• _WHAT YOU NEED TO DO_
Please tally how many lines in the entries below include the word "into", giving only the number.

• _INFORMATION SHOWN_
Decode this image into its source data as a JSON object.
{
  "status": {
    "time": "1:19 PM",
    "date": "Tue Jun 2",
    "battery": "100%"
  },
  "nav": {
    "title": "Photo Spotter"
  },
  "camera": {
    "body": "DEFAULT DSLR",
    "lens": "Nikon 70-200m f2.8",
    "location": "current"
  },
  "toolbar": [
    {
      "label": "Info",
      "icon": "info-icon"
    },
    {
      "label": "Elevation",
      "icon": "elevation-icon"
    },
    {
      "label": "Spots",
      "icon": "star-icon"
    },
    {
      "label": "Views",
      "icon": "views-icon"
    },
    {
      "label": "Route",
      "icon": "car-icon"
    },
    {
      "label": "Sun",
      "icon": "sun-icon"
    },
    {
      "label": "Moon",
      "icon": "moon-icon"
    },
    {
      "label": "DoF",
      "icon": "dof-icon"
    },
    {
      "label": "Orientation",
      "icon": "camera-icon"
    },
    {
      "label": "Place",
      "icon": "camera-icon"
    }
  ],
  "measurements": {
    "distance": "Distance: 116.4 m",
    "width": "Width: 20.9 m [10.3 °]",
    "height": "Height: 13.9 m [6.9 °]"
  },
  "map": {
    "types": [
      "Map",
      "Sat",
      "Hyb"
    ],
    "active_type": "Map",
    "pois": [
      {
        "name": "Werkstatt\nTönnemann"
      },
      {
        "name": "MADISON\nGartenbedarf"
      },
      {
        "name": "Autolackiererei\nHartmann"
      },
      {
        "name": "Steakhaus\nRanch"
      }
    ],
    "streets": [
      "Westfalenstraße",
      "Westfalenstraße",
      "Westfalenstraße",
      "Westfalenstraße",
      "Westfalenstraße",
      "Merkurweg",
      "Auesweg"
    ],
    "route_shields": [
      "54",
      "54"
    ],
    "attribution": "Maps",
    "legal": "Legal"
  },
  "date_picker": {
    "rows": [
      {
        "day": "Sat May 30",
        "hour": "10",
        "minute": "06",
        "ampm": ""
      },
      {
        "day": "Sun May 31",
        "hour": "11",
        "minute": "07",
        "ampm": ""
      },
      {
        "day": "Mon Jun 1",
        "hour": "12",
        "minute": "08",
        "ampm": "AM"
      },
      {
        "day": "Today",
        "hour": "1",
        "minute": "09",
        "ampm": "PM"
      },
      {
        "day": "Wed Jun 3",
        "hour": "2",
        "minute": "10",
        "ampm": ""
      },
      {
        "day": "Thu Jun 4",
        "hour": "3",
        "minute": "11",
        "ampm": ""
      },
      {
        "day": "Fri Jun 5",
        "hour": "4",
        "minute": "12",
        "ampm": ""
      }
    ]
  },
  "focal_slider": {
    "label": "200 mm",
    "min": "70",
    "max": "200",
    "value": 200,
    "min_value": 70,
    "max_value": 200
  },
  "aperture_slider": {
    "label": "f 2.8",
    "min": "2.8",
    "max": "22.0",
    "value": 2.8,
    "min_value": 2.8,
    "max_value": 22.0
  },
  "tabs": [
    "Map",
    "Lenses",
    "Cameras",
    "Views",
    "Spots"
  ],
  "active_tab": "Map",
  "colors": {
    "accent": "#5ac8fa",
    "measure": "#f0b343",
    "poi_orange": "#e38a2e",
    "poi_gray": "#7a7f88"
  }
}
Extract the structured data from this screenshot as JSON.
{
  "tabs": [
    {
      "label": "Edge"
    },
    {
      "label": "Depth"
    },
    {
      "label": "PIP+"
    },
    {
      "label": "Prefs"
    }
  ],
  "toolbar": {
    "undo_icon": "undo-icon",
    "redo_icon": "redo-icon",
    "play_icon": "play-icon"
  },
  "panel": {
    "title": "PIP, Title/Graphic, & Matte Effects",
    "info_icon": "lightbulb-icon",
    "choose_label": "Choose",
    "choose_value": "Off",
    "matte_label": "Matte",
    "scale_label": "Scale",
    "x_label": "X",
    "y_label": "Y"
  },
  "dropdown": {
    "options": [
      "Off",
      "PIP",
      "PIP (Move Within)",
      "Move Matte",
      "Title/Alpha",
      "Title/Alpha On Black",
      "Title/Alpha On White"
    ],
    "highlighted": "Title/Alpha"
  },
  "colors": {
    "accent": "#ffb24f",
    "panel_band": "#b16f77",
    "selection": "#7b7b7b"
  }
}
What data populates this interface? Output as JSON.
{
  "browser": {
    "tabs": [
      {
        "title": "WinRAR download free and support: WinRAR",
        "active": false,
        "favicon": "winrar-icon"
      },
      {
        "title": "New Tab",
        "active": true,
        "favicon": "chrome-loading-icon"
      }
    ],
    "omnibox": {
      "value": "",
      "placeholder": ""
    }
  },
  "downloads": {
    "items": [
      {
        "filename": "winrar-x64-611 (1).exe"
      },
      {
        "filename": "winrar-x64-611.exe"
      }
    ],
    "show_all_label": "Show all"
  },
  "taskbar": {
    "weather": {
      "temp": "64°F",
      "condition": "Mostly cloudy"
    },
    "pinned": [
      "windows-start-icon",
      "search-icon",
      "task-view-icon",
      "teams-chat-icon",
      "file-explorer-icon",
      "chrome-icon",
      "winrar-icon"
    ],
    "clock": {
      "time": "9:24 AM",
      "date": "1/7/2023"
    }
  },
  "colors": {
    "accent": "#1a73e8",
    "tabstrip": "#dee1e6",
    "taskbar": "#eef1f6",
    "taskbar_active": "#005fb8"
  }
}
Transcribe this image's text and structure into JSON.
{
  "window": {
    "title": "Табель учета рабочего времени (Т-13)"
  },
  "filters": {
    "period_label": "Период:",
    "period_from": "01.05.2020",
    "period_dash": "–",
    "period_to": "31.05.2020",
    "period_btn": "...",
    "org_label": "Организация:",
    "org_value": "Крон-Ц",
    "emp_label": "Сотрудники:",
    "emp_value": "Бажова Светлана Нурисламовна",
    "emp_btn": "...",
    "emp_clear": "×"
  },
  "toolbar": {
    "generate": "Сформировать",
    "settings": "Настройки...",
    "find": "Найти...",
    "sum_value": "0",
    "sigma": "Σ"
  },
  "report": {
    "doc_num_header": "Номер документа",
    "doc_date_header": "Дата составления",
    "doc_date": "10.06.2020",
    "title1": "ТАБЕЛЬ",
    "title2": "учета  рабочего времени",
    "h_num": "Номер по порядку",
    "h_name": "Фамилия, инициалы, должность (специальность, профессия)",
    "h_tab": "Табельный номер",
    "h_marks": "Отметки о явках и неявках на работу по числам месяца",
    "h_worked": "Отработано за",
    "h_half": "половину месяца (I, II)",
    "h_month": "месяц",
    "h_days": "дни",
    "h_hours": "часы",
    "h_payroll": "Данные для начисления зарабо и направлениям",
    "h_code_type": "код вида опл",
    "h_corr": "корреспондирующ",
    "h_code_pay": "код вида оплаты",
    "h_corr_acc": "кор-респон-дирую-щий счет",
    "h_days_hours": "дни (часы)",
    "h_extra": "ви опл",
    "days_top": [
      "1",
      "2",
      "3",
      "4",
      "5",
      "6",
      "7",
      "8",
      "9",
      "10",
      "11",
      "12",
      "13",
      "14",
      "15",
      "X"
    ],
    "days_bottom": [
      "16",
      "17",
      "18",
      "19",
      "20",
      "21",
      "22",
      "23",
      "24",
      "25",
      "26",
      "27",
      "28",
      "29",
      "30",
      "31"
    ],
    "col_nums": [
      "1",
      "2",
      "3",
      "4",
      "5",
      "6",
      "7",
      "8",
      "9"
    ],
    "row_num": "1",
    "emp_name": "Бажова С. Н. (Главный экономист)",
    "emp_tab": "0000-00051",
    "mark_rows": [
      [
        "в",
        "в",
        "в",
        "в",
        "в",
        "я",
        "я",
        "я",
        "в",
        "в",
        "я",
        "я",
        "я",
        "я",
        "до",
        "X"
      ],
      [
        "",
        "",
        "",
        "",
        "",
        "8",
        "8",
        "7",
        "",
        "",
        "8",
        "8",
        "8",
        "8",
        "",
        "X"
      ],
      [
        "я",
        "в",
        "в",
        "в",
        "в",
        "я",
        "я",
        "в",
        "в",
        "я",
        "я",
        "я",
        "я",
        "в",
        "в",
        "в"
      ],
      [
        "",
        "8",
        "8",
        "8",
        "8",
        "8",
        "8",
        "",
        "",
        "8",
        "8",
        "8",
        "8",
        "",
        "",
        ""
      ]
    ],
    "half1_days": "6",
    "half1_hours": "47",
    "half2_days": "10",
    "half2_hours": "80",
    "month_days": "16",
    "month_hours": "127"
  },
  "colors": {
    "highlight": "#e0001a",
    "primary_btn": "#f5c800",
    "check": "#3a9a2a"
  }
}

• _RESULT BELOW_
2